The Castle interior is not a lavish set on a fairly low budget film but there is little to denounce as the story unfolds in speedy courses of original dialogue and scene setting speeches. The memorality and cadences are very clearly interpreted and the swift edit cutting, present from the beginning where we see sufficient landscape and facial expressions as to be wholly convinced of this period interpretation. The tonal colourscape of the film is as the highlands of Scotland have appeared it seems for millennia.
For modern Shakespearian audiences it is in film entirely manageable (will a directors cut fill in all the absent dialogue?! Hardly!) to absent, omit certain scenes, for example Lady Macduff and Ross and their metaphor laden discourse.

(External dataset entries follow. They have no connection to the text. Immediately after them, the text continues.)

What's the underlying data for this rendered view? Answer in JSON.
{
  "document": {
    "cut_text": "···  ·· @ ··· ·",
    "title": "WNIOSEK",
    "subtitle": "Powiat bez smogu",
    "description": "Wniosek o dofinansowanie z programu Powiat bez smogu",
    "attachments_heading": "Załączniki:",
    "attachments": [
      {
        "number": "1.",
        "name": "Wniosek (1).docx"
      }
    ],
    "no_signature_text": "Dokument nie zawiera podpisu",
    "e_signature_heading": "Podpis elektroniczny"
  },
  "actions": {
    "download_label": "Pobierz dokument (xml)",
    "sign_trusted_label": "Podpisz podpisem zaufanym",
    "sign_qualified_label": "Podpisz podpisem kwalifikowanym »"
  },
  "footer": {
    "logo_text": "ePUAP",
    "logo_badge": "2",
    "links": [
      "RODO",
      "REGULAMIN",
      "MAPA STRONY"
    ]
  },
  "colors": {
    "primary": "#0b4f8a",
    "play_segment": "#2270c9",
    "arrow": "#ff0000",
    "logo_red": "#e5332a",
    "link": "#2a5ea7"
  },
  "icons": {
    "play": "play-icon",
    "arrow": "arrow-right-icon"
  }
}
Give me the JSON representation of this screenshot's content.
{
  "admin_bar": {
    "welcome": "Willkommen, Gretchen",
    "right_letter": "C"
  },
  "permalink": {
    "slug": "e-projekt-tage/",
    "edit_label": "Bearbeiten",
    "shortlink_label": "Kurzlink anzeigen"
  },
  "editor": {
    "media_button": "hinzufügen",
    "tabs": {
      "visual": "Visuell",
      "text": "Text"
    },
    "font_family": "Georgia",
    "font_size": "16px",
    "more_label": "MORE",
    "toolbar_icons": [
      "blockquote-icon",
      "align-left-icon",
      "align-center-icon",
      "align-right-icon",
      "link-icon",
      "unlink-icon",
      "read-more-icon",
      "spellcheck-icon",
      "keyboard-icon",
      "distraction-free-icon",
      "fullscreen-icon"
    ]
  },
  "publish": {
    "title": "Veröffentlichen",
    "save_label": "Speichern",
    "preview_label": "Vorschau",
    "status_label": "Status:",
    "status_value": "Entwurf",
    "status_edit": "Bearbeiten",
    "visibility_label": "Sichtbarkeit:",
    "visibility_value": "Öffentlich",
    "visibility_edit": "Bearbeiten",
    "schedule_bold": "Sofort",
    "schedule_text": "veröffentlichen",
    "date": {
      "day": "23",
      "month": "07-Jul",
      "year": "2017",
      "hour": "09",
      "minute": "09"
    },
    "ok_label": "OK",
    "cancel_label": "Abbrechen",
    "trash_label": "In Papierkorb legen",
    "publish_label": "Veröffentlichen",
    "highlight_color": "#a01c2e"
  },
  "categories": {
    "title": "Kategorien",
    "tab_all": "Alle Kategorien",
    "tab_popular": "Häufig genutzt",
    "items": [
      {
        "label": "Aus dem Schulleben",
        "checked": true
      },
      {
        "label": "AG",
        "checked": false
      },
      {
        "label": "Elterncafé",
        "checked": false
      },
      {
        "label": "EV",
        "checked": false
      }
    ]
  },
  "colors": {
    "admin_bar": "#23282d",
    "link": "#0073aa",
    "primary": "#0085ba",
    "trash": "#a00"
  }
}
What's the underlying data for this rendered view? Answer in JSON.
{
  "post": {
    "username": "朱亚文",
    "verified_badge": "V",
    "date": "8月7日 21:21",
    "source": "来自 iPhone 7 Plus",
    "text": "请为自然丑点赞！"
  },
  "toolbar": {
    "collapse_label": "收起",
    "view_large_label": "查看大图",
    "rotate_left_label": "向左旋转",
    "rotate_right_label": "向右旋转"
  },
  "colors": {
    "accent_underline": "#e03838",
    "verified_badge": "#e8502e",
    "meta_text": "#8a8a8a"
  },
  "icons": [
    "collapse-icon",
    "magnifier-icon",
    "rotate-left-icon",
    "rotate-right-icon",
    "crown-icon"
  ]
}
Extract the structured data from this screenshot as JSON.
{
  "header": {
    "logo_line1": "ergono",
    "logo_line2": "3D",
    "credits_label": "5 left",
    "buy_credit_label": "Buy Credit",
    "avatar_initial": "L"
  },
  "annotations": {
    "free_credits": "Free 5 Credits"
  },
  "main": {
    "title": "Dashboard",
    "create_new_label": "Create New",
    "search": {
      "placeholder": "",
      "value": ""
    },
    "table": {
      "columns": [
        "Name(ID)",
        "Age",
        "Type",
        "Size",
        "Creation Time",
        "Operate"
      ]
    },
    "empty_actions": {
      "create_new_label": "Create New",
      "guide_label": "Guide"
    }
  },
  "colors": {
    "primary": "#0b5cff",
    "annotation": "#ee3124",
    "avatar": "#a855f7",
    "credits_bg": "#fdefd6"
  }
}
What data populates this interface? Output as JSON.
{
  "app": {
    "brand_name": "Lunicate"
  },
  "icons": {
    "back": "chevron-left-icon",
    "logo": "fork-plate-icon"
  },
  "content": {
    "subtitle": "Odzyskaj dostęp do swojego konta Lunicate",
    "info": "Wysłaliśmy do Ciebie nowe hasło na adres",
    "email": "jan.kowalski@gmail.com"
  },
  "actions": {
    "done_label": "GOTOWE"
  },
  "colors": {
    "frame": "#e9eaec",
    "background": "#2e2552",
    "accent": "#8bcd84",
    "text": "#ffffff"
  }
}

We are instead delivered immediately to the cut and thrust of the pulsating pace of the outcomes from the major characters.
Breathtaking and troubling nature at once mocking and providing lush life and long genus loci.

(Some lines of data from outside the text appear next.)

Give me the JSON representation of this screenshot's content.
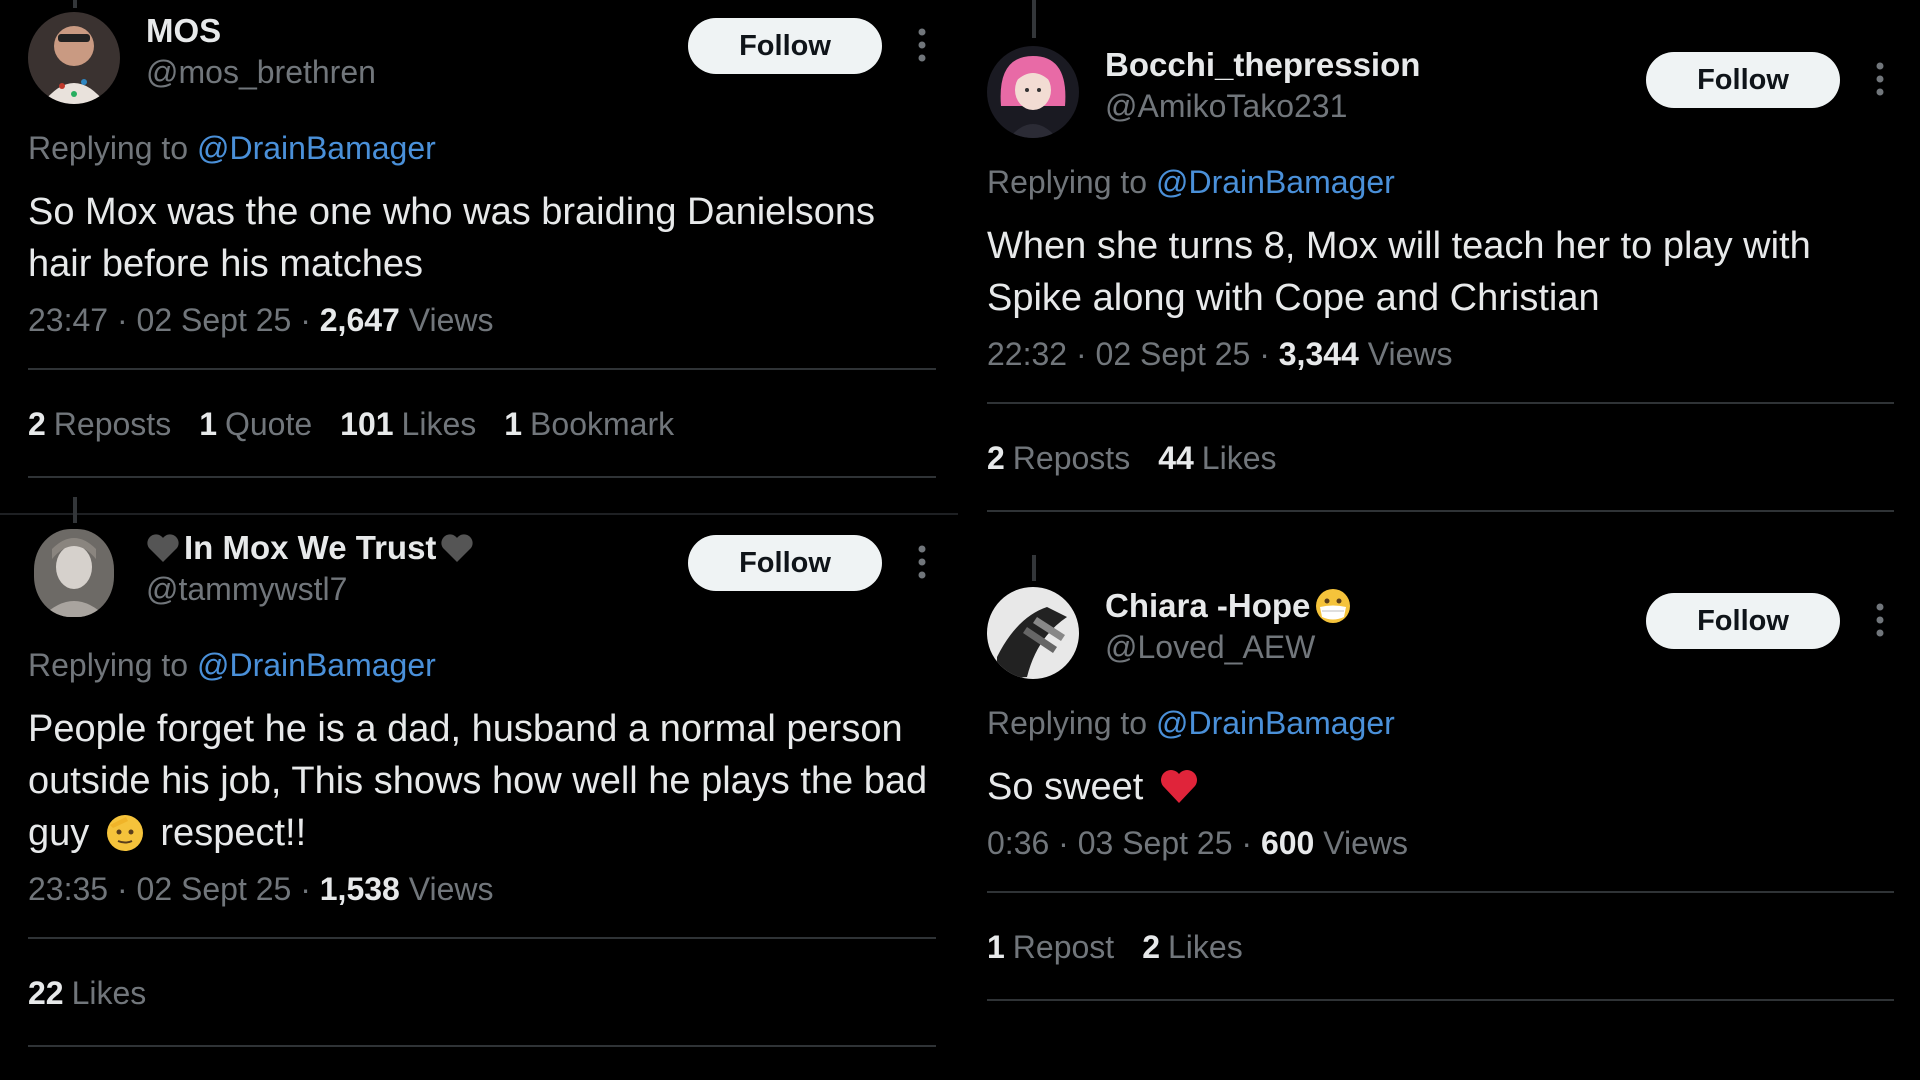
{
  "tweets": [
    {
      "display_name": "MOS",
      "handle": "@mos_brethren",
      "follow_label": "Follow",
      "replying_prefix": "Replying to",
      "replying_handle": "@DrainBamager",
      "text": "So Mox was the one who was braiding Danielsons hair before his matches",
      "time": "23:47",
      "date": "02 Sept 25",
      "views_count": "2,647",
      "views_label": "Views",
      "stats": [
        {
          "count": "2",
          "label": "Reposts"
        },
        {
          "count": "1",
          "label": "Quote"
        },
        {
          "count": "101",
          "label": "Likes"
        },
        {
          "count": "1",
          "label": "Bookmark"
        }
      ]
    },
    {
      "display_name": "In Mox We Trust",
      "handle": "@tammywstl7",
      "follow_label": "Follow",
      "replying_prefix": "Replying to",
      "replying_handle": "@DrainBamager",
      "text": "People forget he is a dad, husband  a normal person outside his job, This shows how well he plays the bad guy",
      "text_after_emoji": "respect!!",
      "time": "23:35",
      "date": "02 Sept 25",
      "views_count": "1,538",
      "views_label": "Views",
      "stats": [
        {
          "count": "22",
          "label": "Likes"
        }
      ]
    },
    {
      "display_name": "Bocchi_thepression",
      "handle": "@AmikoTako231",
      "follow_label": "Follow",
      "replying_prefix": "Replying to",
      "replying_handle": "@DrainBamager",
      "text": "When she turns 8, Mox will teach her to play with Spike along with Cope and Christian",
      "time": "22:32",
      "date": "02 Sept 25",
      "views_count": "3,344",
      "views_label": "Views",
      "stats": [
        {
          "count": "2",
          "label": "Reposts"
        },
        {
          "count": "44",
          "label": "Likes"
        }
      ]
    },
    {
      "display_name": "Chiara -Hope",
      "handle": "@Loved_AEW",
      "follow_label": "Follow",
      "replying_prefix": "Replying to",
      "replying_handle": "@DrainBamager",
      "text": "So sweet",
      "time": "0:36",
      "date": "03 Sept 25",
      "views_count": "600",
      "views_label": "Views",
      "stats": [
        {
          "count": "1",
          "label": "Repost"
        },
        {
          "count": "2",
          "label": "Likes"
        }
      ]
    }
  ],
  "colors": {
    "background": "#000000",
    "text": "#e7e9ea",
    "muted": "#71767b",
    "link": "#4a90d9",
    "divider": "#2f3336",
    "button_bg": "#eff3f4"
  },
  "icons": {
    "more": "vertical-ellipsis-icon",
    "heart": "black-heart-icon",
    "salute": "saluting-face-emoji",
    "mask": "face-with-medical-mask-emoji",
    "red_heart": "red-heart-emoji"
  }
}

That’s Scotland for you and Macbeth is at home at best it seems in Inverness. From England will come to the other Lowland Castle an army set by Malcolm and Macduff.
The loss of self control and judgement is fast enveloping as indeed is the protagonist of evil, Lady Macbeth, herself while alone subjected to self doubt and conspiracies of internalised composition. This is in itself a power play of acting and actorial genius first imagined by William Shakespeare himself a doubter of the sovereignty in his midst.
Primarily to be successful it was necessary for him to quell his own judgement and only to slightly if that infer the cosmos of his beliefs. After all The Tempest being his final play, act spoke of the alienation, not an underrated descriptor, of his own mostly hidden or overlooked Catholicism. I believe he had realised the difficulty of criticising the Monarchy as the reformation began to take root.
This play set when a period of calm in religious fervency was destabilized by these acts of ‘play’ evoked Kings pyramidic violence laden betrayal of the ‘truth’ seen in a possible ‘outlier’ of religious discovery, instead is encroachable and lost in this human failure seen in the dramatic form with an intensity never encountered before. (Or since you might argue)
Justin Kurzell has excelled in delivering this drama so effectively and accessibly to the big screen. This is were it is meant to be seen – it so happens TVs are becoming so big as to encroach on Cinemas singular and specific medium! So see it in a large space on a large screen and be dragged into it without distraction.
You will see – for no other reason than visual stimulus – play on the majesty of spaces – the serenity of the truly unique environment of Ely Catherdral is invested and charged to acquaint us with ‘awe’. The light streams into a space which happens to be so close to London it’s almost Home Counties and therefore distinctly not Scottish or Glamis as to provoke the directors determination to satiate our thirst for context and meaning.
Conclusion ####+ 4+
Mesmerising, convincing and superbly acted and directed film of a classic narrative which will envelope all drawn into it, those repaired to be immersed in the surreality of the use of language, metaphor or other driven of a tale resonant still in this millennia. It is never open or close to acclaiming itself as a definitive version. That will never be possible as the whole circuit of present day culture hovers around subjects Shakespeare has left as a jumping off point for ‘the story’, our meaningful human quest of a meaningless or impossible act of judgement of origin and place.
Such is the deserved acclaim warranted of a film which has expanded the thinking and not wasted its opportunity to shift minds and awaken things long left to sleep – that we may turn to anew – to something that is already there unknown.
1 October 2015
Showing from Friday 2 October to Thursday 15 October 2015 at QFT Belfast
and over wider distribution venues.